A full upgrade (rebuild) of the Drupal 7 Glen Dimplex platform to Drupal 9 was required due to Drupal 7 getting ever closer to its End Of Life date. The rebuild had to retain all existing multilingual capabilities, eCommerce functionality and SAP integration. By the time the upgrade to Drupal 9 had started, the Drupal 7 Glen Dimplex platform had grown to power 18 different websites with 11 different themes, almost 30 different tile types along with multiple content types and taxonomies!
The scale of the task at hand was apparent, and we knew we needed a sensible approach to configuration management from the get-go to make managing the differing configuration between the various websites as easy as possible.
We decided that the (brilliant) Configuration Split module would be used to manage all the different websites' configuration. The module - which we install on every Drupal 9 website that we build - really came into its own for this build as we were able to add a separate configuration split entry for every brand site that needed a different configuration.
This meant that we could have one large pool of configuration which would be shared across the websites. Each site could have individual overrides for specific parts of the configuration saved into its own configuration split entry. Things such as website name, website homepage, active theme and enabled languages (amongst other things) were all split off, so changes can be exported and then would only appear on the website that needs them.
Some brand sites also have additional specific functionality or modules that are only suitable for that particular site. We separated those bits into separate splits so that they could only be enabled on the websites that needed the functionality.

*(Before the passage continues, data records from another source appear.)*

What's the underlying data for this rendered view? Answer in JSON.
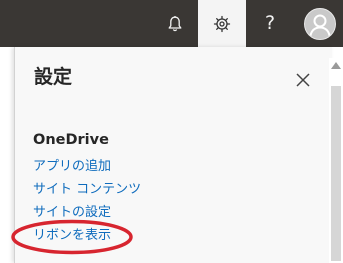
{
  "header": {
    "notification_icon": "bell-icon",
    "settings_icon": "gear-icon",
    "help_label": "?",
    "avatar_icon": "user-avatar-icon",
    "bar_color": "#3a3734",
    "active_button_color": "#f4f4f4"
  },
  "settings_panel": {
    "title": "設定",
    "close_icon": "close-icon",
    "section_title": "OneDrive",
    "links": [
      {
        "label": "アプリの追加"
      },
      {
        "label": "サイト コンテンツ"
      },
      {
        "label": "サイトの設定"
      },
      {
        "label": "リボンを表示"
      }
    ],
    "link_color": "#0f6cbd",
    "highlight_color": "#d7252f"
  }
}
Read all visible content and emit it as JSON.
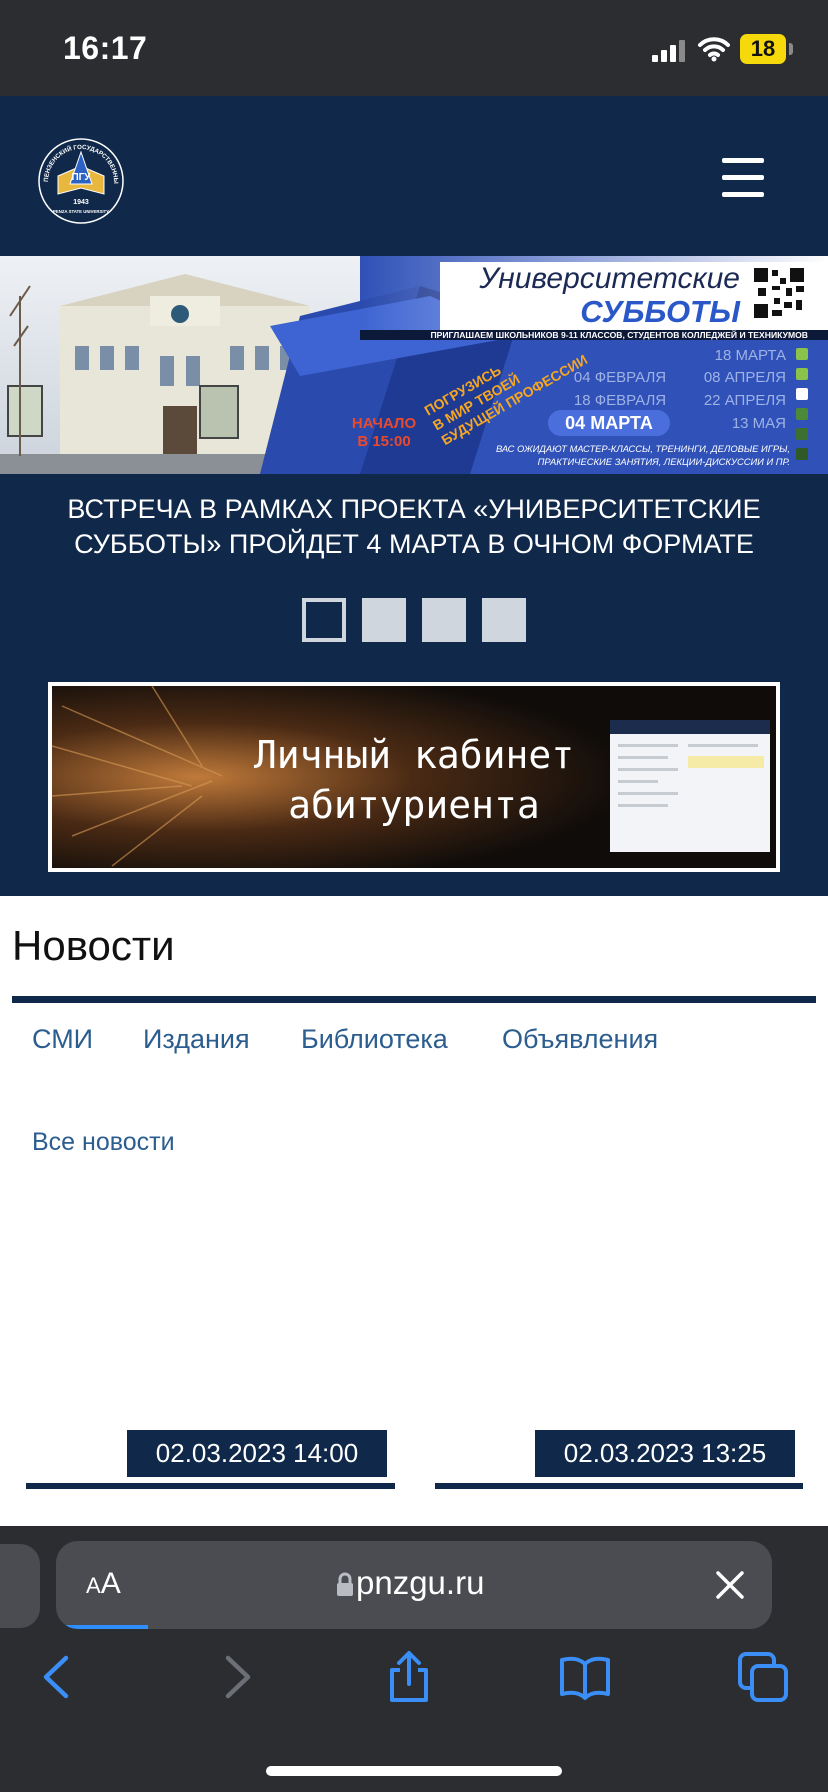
{
  "status_bar": {
    "time": "16:17",
    "battery": "18"
  },
  "header": {
    "logo_texts": [
      "ПЕНЗЕНСКИЙ ГОСУДАРСТВЕННЫЙ УНИВЕРСИТЕТ",
      "ПГУ",
      "1943",
      "PENZA STATE UNIVERSITY"
    ]
  },
  "banner": {
    "title_line1": "Университетские",
    "title_line2": "СУББОТЫ",
    "invite": "ПРИГЛАШАЕМ ШКОЛЬНИКОВ 9-11 КЛАССОВ, СТУДЕНТОВ КОЛЛЕДЖЕЙ И ТЕХНИКУМОВ",
    "slogan": [
      "ПОГРУЗИСЬ",
      "В МИР ТВОЕЙ",
      "БУДУЩЕЙ ПРОФЕССИИ"
    ],
    "start": [
      "НАЧАЛО",
      "В 15:00"
    ],
    "dates_left": [
      "04 ФЕВРАЛЯ",
      "18 ФЕВРАЛЯ"
    ],
    "dates_right": [
      "18 МАРТА",
      "08 АПРЕЛЯ",
      "22 АПРЕЛЯ",
      "13 МАЯ"
    ],
    "highlight_date": "04 МАРТА",
    "footer_line1": "ВАС ОЖИДАЮТ МАСТЕР-КЛАССЫ, ТРЕНИНГИ, ДЕЛОВЫЕ ИГРЫ,",
    "footer_line2": "ПРАКТИЧЕСКИЕ ЗАНЯТИЯ, ЛЕКЦИИ-ДИСКУССИИ И ПР."
  },
  "slider": {
    "caption": "ВСТРЕЧА В РАМКАХ ПРОЕКТА «УНИВЕРСИТЕТСКИЕ СУББОТЫ» ПРОЙДЕТ 4 МАРТА В ОЧНОМ ФОРМАТЕ",
    "active_index": 0
  },
  "cabinet_banner": {
    "line1": "Личный кабинет",
    "line2": "абитуриента"
  },
  "news": {
    "title": "Новости",
    "tabs": [
      "СМИ",
      "Издания",
      "Библиотека",
      "Объявления"
    ],
    "all_news": "Все новости",
    "items": [
      {
        "date": "02.03.2023 14:00"
      },
      {
        "date": "02.03.2023 13:25"
      }
    ]
  },
  "browser": {
    "text_size_label": {
      "small": "A",
      "large": "A"
    },
    "url": "pnzgu.ru"
  },
  "icons": {
    "signal": "signal-icon",
    "wifi": "wifi-icon",
    "battery": "battery-icon",
    "menu": "hamburger-menu-icon",
    "lock": "lock-icon",
    "close": "close-icon",
    "back": "back-arrow-icon",
    "forward": "forward-arrow-icon",
    "share": "share-icon",
    "bookmarks": "bookmarks-icon",
    "tabs": "tabs-icon"
  },
  "colors": {
    "navy": "#10294a",
    "link": "#2c5d8f",
    "safari_accent": "#2f8ef7",
    "banner_blue": "#2f51b8"
  }
}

This was probably the most extreme example of an implementation of configuration split we have implemented so far at ComputerMinds, with over 20 different configuration split entries for the various platform websites and 'specific functionality' splits. This demonstrates just how powerful the module can be, especially when handling the configuration of a complex multisite platform such as this.
A partial example of the configuration split setup used on the platform.
The Big Migration
The big task for the rebuild was the migration of all the website content from Drupal 7 to Drupal 9. With our expertise in the (especially good in Drupal 8/9) Drupal migration system, we created over 80 fully customised migration scripts to migrate the various content types, taxonomies, field collections, paragraphs, commerce data, user data, and more. Alongside this, we created a multitude of bespoke migration source & process plugins to ensure the data came across exactly as needed by the data model in the Drupal 9 build.
An important part of any large migration is thorough testing. Throughout the building of the migration scripts, there is a constant cycle of testing --> making changes --> testing again, to ensure that the data comes across exactly as expected and that any previously unforeseen issues are caught and fixed before doing the final migration on the production website. We take a meticulous approach when developing data migrations and will only run the final migration once we are 100% happy with the results.
Once all of the hard work was completed with the migrations, when it came to migrating a website's content from Drupal 7 to 9 it was immensely satisfying to run a couple of commands and watch everything come over perfectly and display exactly as it did on the Drupal 7 website (once the themes had been rebuilt and ported over, of course!).
Custom Migration Plugins
Being a Drupal 9 website, we used the Drupal Commerce (2.x) suite of modules to power the eCommerce functionality on the web shop. An important part of this was to have an integration with SAP for customer order data. When a customer places an order from the website shop, the website needed to automatically export the order onto the server into the correct format that SAP expects.
We set about hooking into the commerce workflow and writing some bespoke functionality that would enable the automated exporting of the customer's order after they had placed it on the website. The data that was exported could then be picked up via SFTP by an automated process from the client's system to then import the order into their SAP system.